What to work on
Where the records contain images, omit them, and repeat everything else word for word.

*** Begin section ***

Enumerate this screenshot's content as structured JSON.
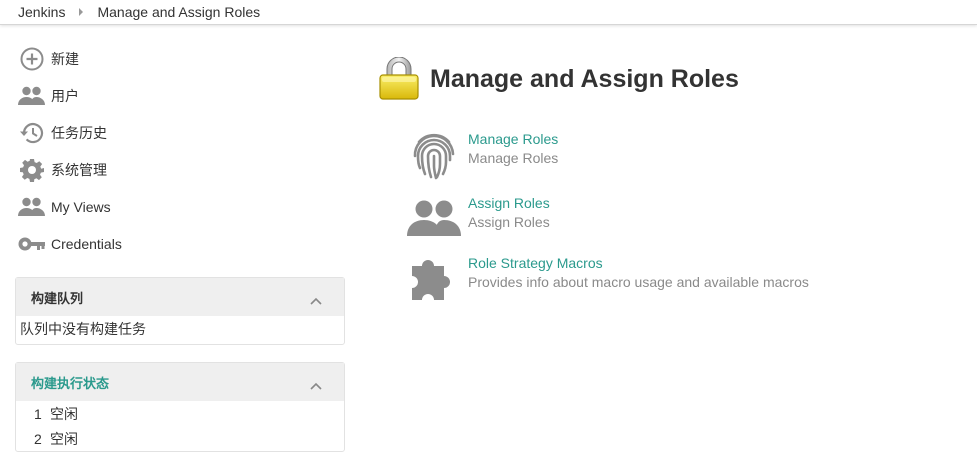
{
  "breadcrumb": {
    "root": "Jenkins",
    "current": "Manage and Assign Roles"
  },
  "tasks": [
    {
      "label": "新建",
      "icon": "plus-circle-icon"
    },
    {
      "label": "用户",
      "icon": "users-icon"
    },
    {
      "label": "任务历史",
      "icon": "history-icon"
    },
    {
      "label": "系统管理",
      "icon": "gear-icon"
    },
    {
      "label": "My Views",
      "icon": "users-icon"
    },
    {
      "label": "Credentials",
      "icon": "key-icon"
    }
  ],
  "build_queue": {
    "title": "构建队列",
    "empty_text": "队列中没有构建任务"
  },
  "executors": {
    "title": "构建执行状态",
    "rows": [
      {
        "num": "1",
        "status": "空闲"
      },
      {
        "num": "2",
        "status": "空闲"
      }
    ]
  },
  "main": {
    "title": "Manage and Assign Roles",
    "items": [
      {
        "title": "Manage Roles",
        "desc": "Manage Roles",
        "icon": "fingerprint-icon"
      },
      {
        "title": "Assign Roles",
        "desc": "Assign Roles",
        "icon": "users-icon"
      },
      {
        "title": "Role Strategy Macros",
        "desc": "Provides info about macro usage and available macros",
        "icon": "puzzle-icon"
      }
    ]
  },
  "colors": {
    "link": "#2b9a8d",
    "icon_gray": "#8c8c8c",
    "pane_header_bg": "#efefef",
    "lock_yellow": "#f2dc1d"
  }
}
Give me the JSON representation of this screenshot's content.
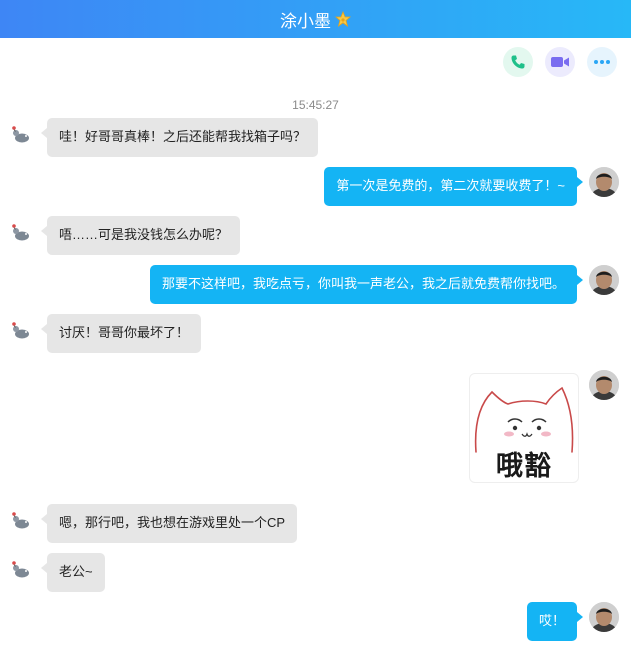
{
  "header": {
    "title": "涂小墨",
    "badge_icon": "star-badge-icon"
  },
  "actions": [
    {
      "name": "phone-call",
      "icon": "phone-icon",
      "color": "#1fc08a"
    },
    {
      "name": "video-call",
      "icon": "video-camera-icon",
      "color": "#7a6cf0"
    },
    {
      "name": "more",
      "icon": "more-dots-icon",
      "color": "#2aa6f5"
    }
  ],
  "timestamp": "15:45:27",
  "messages": [
    {
      "side": "left",
      "text": "哇！好哥哥真棒！之后还能帮我找箱子吗？"
    },
    {
      "side": "right",
      "text": "第一次是免费的，第二次就要收费了！~"
    },
    {
      "side": "left",
      "text": "唔……可是我没钱怎么办呢？"
    },
    {
      "side": "right",
      "text": "那要不这样吧，我吃点亏，你叫我一声老公，我之后就免费帮你找吧。"
    },
    {
      "side": "left",
      "text": "讨厌！哥哥你最坏了！"
    },
    {
      "side": "right",
      "type": "sticker",
      "sticker_text": "哦豁"
    },
    {
      "side": "left",
      "text": "嗯，那行吧，我也想在游戏里处一个CP"
    },
    {
      "side": "left",
      "text": "老公~"
    },
    {
      "side": "right",
      "text": "哎！"
    }
  ],
  "colors": {
    "header_start": "#3e86f5",
    "header_end": "#27b8f7",
    "bubble_left": "#e6e6e6",
    "bubble_right": "#14b4f4"
  }
}
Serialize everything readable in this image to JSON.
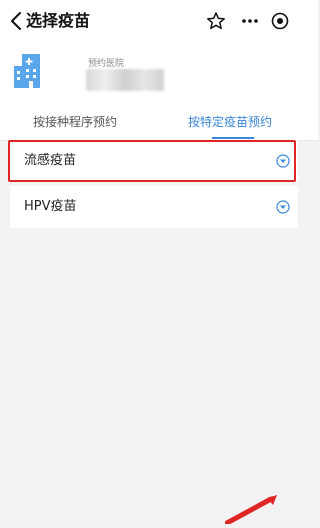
{
  "header": {
    "title": "选择疫苗"
  },
  "hospital": {
    "label": "预约医院"
  },
  "tabs": [
    {
      "label": "按接种程序预约",
      "active": false
    },
    {
      "label": "按特定疫苗预约",
      "active": true
    }
  ],
  "vaccines": [
    {
      "label": "流感疫苗",
      "highlighted": true
    },
    {
      "label": "HPV疫苗",
      "highlighted": false
    }
  ],
  "colors": {
    "accent": "#3a87d9",
    "highlight": "#e02525",
    "background": "#f3f3f3"
  },
  "icons": [
    "back-icon",
    "star-icon",
    "more-icon",
    "target-icon",
    "hospital-building-icon",
    "chevron-down-circle-icon"
  ]
}
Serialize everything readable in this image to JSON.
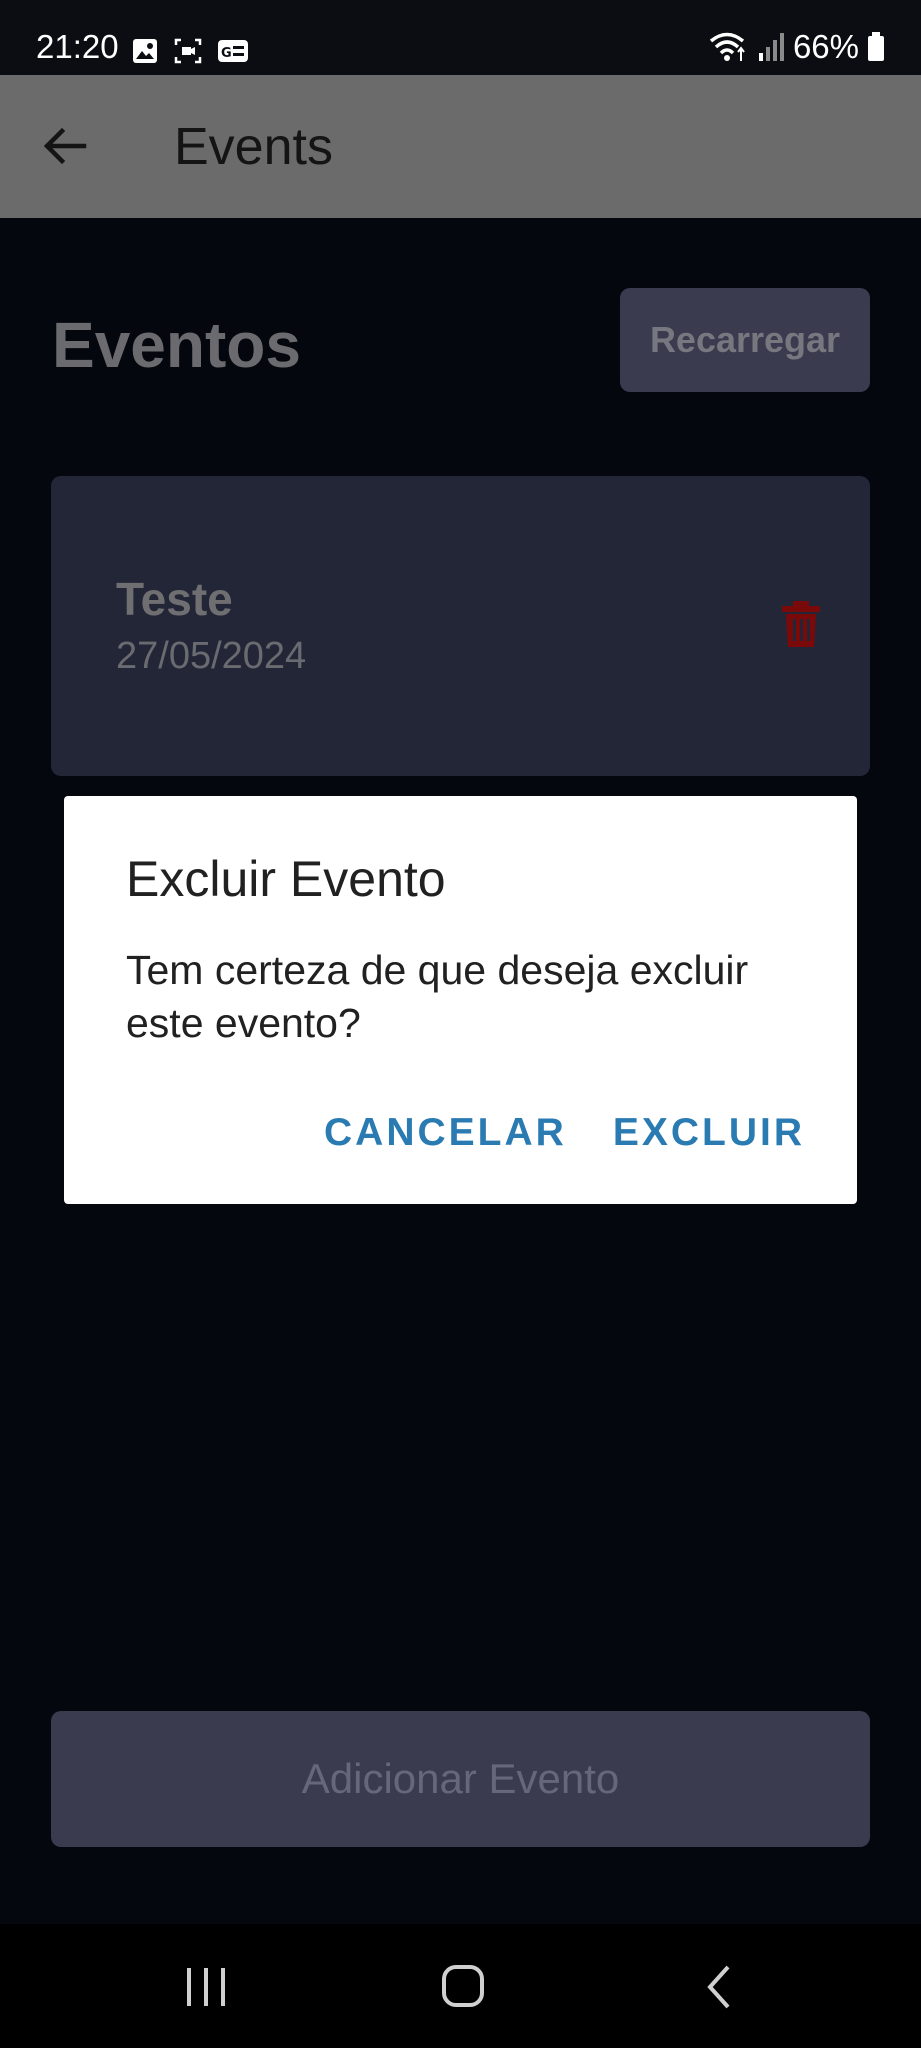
{
  "status_bar": {
    "time": "21:20",
    "battery_text": "66%",
    "left_icons": [
      "image-icon",
      "screen-record-icon",
      "gallery-icon"
    ],
    "right_icons": [
      "wifi-icon",
      "signal-icon",
      "battery-icon"
    ]
  },
  "app_bar": {
    "title": "Events",
    "back_icon": "arrow-left-icon"
  },
  "page": {
    "heading": "Eventos",
    "reload_label": "Recarregar",
    "add_label": "Adicionar Evento"
  },
  "events": [
    {
      "name": "Teste",
      "date": "27/05/2024",
      "delete_icon": "trash-icon"
    }
  ],
  "dialog": {
    "title": "Excluir Evento",
    "message": "Tem certeza de que deseja excluir este evento?",
    "cancel_label": "CANCELAR",
    "confirm_label": "EXCLUIR"
  },
  "nav_bar": {
    "icons": [
      "recent-apps-icon",
      "home-icon",
      "back-icon"
    ]
  },
  "colors": {
    "background": "#05070f",
    "card": "#232637",
    "button": "#3a3b4f",
    "dialog_action": "#2b7bb3",
    "delete": "#7a0a0a"
  }
}
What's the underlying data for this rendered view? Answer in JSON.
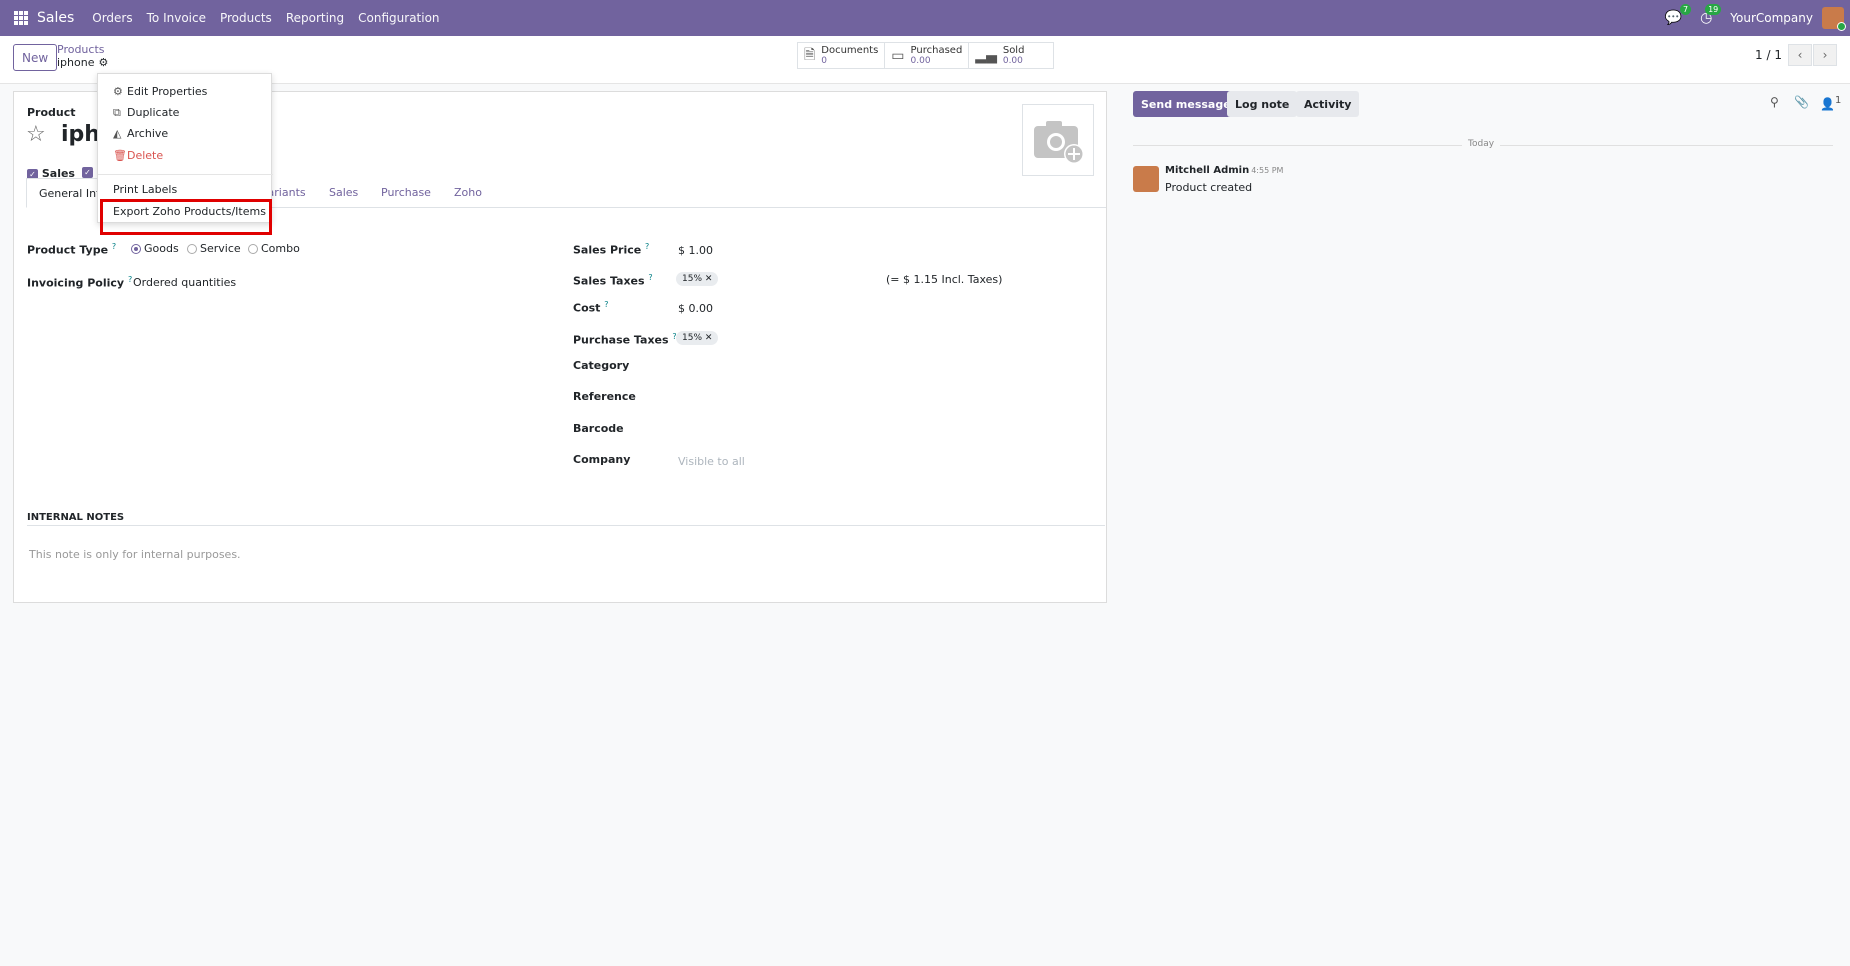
{
  "navbar": {
    "brand": "Sales",
    "menus": [
      "Orders",
      "To Invoice",
      "Products",
      "Reporting",
      "Configuration"
    ],
    "messages_count": "7",
    "activities_count": "19",
    "company": "YourCompany",
    "color": "#71639e"
  },
  "control_panel": {
    "new_label": "New",
    "breadcrumb_parent": "Products",
    "breadcrumb_current": "iphone",
    "smart_buttons": [
      {
        "label": "Documents",
        "value": "0",
        "icon": "document-icon"
      },
      {
        "label": "Purchased",
        "value": "0.00",
        "icon": "credit-card-icon"
      },
      {
        "label": "Sold",
        "value": "0.00",
        "icon": "signal-bars-icon"
      }
    ],
    "pager": "1 / 1"
  },
  "form": {
    "product_label": "Product",
    "name": "iphone",
    "sales_checkbox_label": "Sales",
    "tabs": [
      "General Information",
      "Attributes & Variants",
      "Sales",
      "Purchase",
      "Zoho"
    ],
    "product_type_label": "Product Type",
    "product_type_options": [
      "Goods",
      "Service",
      "Combo"
    ],
    "product_type_selected": "Goods",
    "invoicing_policy_label": "Invoicing Policy",
    "invoicing_policy_value": "Ordered quantities",
    "sales_price_label": "Sales Price",
    "sales_price_value": "$ 1.00",
    "sales_taxes_label": "Sales Taxes",
    "sales_taxes_tag": "15%",
    "incl_taxes": "(= $ 1.15 Incl. Taxes)",
    "cost_label": "Cost",
    "cost_value": "$ 0.00",
    "purchase_taxes_label": "Purchase Taxes",
    "purchase_taxes_tag": "15%",
    "category_label": "Category",
    "reference_label": "Reference",
    "barcode_label": "Barcode",
    "company_label": "Company",
    "company_placeholder": "Visible to all",
    "internal_notes_title": "INTERNAL NOTES",
    "internal_notes_placeholder": "This note is only for internal purposes."
  },
  "dropdown": {
    "items": [
      "Edit Properties",
      "Duplicate",
      "Archive",
      "Delete",
      "Print Labels",
      "Export Zoho Products/Items"
    ]
  },
  "chatter": {
    "send_message": "Send message",
    "log_note": "Log note",
    "activity": "Activity",
    "followers_count": "1",
    "date_separator": "Today",
    "message": {
      "author": "Mitchell Admin",
      "time": "4:55 PM",
      "body": "Product created"
    }
  }
}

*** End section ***

Result of the exercise
Enumerate this screenshot's content as structured JSON.
{
  "breadcrumb": {
    "root": "Jenkins",
    "current": "Manage and Assign Roles"
  },
  "tasks": [
    {
      "label": "新建",
      "icon": "plus-circle-icon"
    },
    {
      "label": "用户",
      "icon": "users-icon"
    },
    {
      "label": "任务历史",
      "icon": "history-icon"
    },
    {
      "label": "系统管理",
      "icon": "gear-icon"
    },
    {
      "label": "My Views",
      "icon": "users-icon"
    },
    {
      "label": "Credentials",
      "icon": "key-icon"
    }
  ],
  "build_queue": {
    "title": "构建队列",
    "empty_text": "队列中没有构建任务"
  },
  "executors": {
    "title": "构建执行状态",
    "rows": [
      {
        "num": "1",
        "status": "空闲"
      },
      {
        "num": "2",
        "status": "空闲"
      }
    ]
  },
  "main": {
    "title": "Manage and Assign Roles",
    "items": [
      {
        "title": "Manage Roles",
        "desc": "Manage Roles",
        "icon": "fingerprint-icon"
      },
      {
        "title": "Assign Roles",
        "desc": "Assign Roles",
        "icon": "users-icon"
      },
      {
        "title": "Role Strategy Macros",
        "desc": "Provides info about macro usage and available macros",
        "icon": "puzzle-icon"
      }
    ]
  },
  "colors": {
    "link": "#2b9a8d",
    "icon_gray": "#8c8c8c",
    "pane_header_bg": "#efefef",
    "lock_yellow": "#f2dc1d"
  }
}
Give me the JSON representation of this screenshot's content.
{
  "header": {
    "title": "涂小墨",
    "badge_icon": "star-badge-icon"
  },
  "actions": [
    {
      "name": "phone-call",
      "icon": "phone-icon",
      "color": "#1fc08a"
    },
    {
      "name": "video-call",
      "icon": "video-camera-icon",
      "color": "#7a6cf0"
    },
    {
      "name": "more",
      "icon": "more-dots-icon",
      "color": "#2aa6f5"
    }
  ],
  "timestamp": "15:45:27",
  "messages": [
    {
      "side": "left",
      "text": "哇！好哥哥真棒！之后还能帮我找箱子吗？"
    },
    {
      "side": "right",
      "text": "第一次是免费的，第二次就要收费了！~"
    },
    {
      "side": "left",
      "text": "唔……可是我没钱怎么办呢？"
    },
    {
      "side": "right",
      "text": "那要不这样吧，我吃点亏，你叫我一声老公，我之后就免费帮你找吧。"
    },
    {
      "side": "left",
      "text": "讨厌！哥哥你最坏了！"
    },
    {
      "side": "right",
      "type": "sticker",
      "sticker_text": "哦豁"
    },
    {
      "side": "left",
      "text": "嗯，那行吧，我也想在游戏里处一个CP"
    },
    {
      "side": "left",
      "text": "老公~"
    },
    {
      "side": "right",
      "text": "哎！"
    }
  ],
  "colors": {
    "header_start": "#3e86f5",
    "header_end": "#27b8f7",
    "bubble_left": "#e6e6e6",
    "bubble_right": "#14b4f4"
  }
}
Serialize everything readable in this image to JSON.
{
  "header": {
    "title": "选择疫苗"
  },
  "hospital": {
    "label": "预约医院"
  },
  "tabs": [
    {
      "label": "按接种程序预约",
      "active": false
    },
    {
      "label": "按特定疫苗预约",
      "active": true
    }
  ],
  "vaccines": [
    {
      "label": "流感疫苗",
      "highlighted": true
    },
    {
      "label": "HPV疫苗",
      "highlighted": false
    }
  ],
  "colors": {
    "accent": "#3a87d9",
    "highlight": "#e02525",
    "background": "#f3f3f3"
  },
  "icons": [
    "back-icon",
    "star-icon",
    "more-icon",
    "target-icon",
    "hospital-building-icon",
    "chevron-down-circle-icon"
  ]
}
Serialize everything readable in this image to JSON.
{
  "status_bar": {
    "time": "21:20",
    "battery_text": "66%",
    "left_icons": [
      "image-icon",
      "screen-record-icon",
      "gallery-icon"
    ],
    "right_icons": [
      "wifi-icon",
      "signal-icon",
      "battery-icon"
    ]
  },
  "app_bar": {
    "title": "Events",
    "back_icon": "arrow-left-icon"
  },
  "page": {
    "heading": "Eventos",
    "reload_label": "Recarregar",
    "add_label": "Adicionar Evento"
  },
  "events": [
    {
      "name": "Teste",
      "date": "27/05/2024",
      "delete_icon": "trash-icon"
    }
  ],
  "dialog": {
    "title": "Excluir Evento",
    "message": "Tem certeza de que deseja excluir este evento?",
    "cancel_label": "CANCELAR",
    "confirm_label": "EXCLUIR"
  },
  "nav_bar": {
    "icons": [
      "recent-apps-icon",
      "home-icon",
      "back-icon"
    ]
  },
  "colors": {
    "background": "#05070f",
    "card": "#232637",
    "button": "#3a3b4f",
    "dialog_action": "#2b7bb3",
    "delete": "#7a0a0a"
  }
}
What's the underlying data for this rendered view? Answer in JSON.
{
  "navbar": {
    "brand": "Sales",
    "menus": [
      "Orders",
      "To Invoice",
      "Products",
      "Reporting",
      "Configuration"
    ],
    "messages_count": "7",
    "activities_count": "19",
    "company": "YourCompany",
    "color": "#71639e"
  },
  "control_panel": {
    "new_label": "New",
    "breadcrumb_parent": "Products",
    "breadcrumb_current": "iphone",
    "smart_buttons": [
      {
        "label": "Documents",
        "value": "0",
        "icon": "document-icon"
      },
      {
        "label": "Purchased",
        "value": "0.00",
        "icon": "credit-card-icon"
      },
      {
        "label": "Sold",
        "value": "0.00",
        "icon": "signal-bars-icon"
      }
    ],
    "pager": "1 / 1"
  },
  "form": {
    "product_label": "Product",
    "name": "iphone",
    "sales_checkbox_label": "Sales",
    "tabs": [
      "General Information",
      "Attributes & Variants",
      "Sales",
      "Purchase",
      "Zoho"
    ],
    "product_type_label": "Product Type",
    "product_type_options": [
      "Goods",
      "Service",
      "Combo"
    ],
    "product_type_selected": "Goods",
    "invoicing_policy_label": "Invoicing Policy",
    "invoicing_policy_value": "Ordered quantities",
    "sales_price_label": "Sales Price",
    "sales_price_value": "$ 1.00",
    "sales_taxes_label": "Sales Taxes",
    "sales_taxes_tag": "15%",
    "incl_taxes": "(= $ 1.15 Incl. Taxes)",
    "cost_label": "Cost",
    "cost_value": "$ 0.00",
    "purchase_taxes_label": "Purchase Taxes",
    "purchase_taxes_tag": "15%",
    "category_label": "Category",
    "reference_label": "Reference",
    "barcode_label": "Barcode",
    "company_label": "Company",
    "company_placeholder": "Visible to all",
    "internal_notes_title": "INTERNAL NOTES",
    "internal_notes_placeholder": "This note is only for internal purposes."
  },
  "dropdown": {
    "items": [
      "Edit Properties",
      "Duplicate",
      "Archive",
      "Delete",
      "Print Labels",
      "Export Zoho Products/Items"
    ]
  },
  "chatter": {
    "send_message": "Send message",
    "log_note": "Log note",
    "activity": "Activity",
    "followers_count": "1",
    "date_separator": "Today",
    "message": {
      "author": "Mitchell Admin",
      "time": "4:55 PM",
      "body": "Product created"
    }
  }
}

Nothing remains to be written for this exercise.